If you're going to invest in mutual funds, it's good to learn some of their lingo -- such as the term "net asset value" (NAV). A fund's NAV is essentially its share price.

Mutual fund prices don't fluctuate during the day. Since funds are composed of many different securities, fund companies wait until the end of trading each day, when they add up the current market value of all their holdings. They then subtract the fund's expenses for the day, such as commissions paid. The result is divided by the number of shares of the fund that exist -- and that's the NAV.

Because of this pricing structure, there are special rules about buying and selling shares of a mutual fund. Orders need to be placed before the market's close (4 p.m. ET), and many fund companies require orders to be placed even earlier. However, the NAV of the fund won't be calculated until well after the market's close, so the price at which orders are executed won't be determined until hours after they're placed.

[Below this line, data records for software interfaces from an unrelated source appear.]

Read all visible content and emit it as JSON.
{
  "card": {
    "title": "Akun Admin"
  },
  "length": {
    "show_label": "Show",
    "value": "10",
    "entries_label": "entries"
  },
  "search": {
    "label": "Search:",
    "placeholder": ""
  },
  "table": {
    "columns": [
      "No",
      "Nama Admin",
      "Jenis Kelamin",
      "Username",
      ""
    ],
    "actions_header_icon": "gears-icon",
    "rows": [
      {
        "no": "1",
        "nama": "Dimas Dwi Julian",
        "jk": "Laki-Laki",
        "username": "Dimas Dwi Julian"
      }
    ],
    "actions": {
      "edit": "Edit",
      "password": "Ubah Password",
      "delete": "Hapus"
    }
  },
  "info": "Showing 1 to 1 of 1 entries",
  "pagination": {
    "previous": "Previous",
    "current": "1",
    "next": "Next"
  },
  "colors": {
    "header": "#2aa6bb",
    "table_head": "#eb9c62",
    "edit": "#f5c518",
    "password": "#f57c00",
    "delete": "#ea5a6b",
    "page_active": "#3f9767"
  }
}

There's much more to learn about funds, in our Mutual Fund area and our Index Fund area. If you're looking for a good book on mutual funds, don't pass up John Bogle's Common Sense on Mutual Funds: New Imperatives for the Intelligent Investor. Finally, discuss all aspects of mutual fund investing on our Mutual Funds discussion board.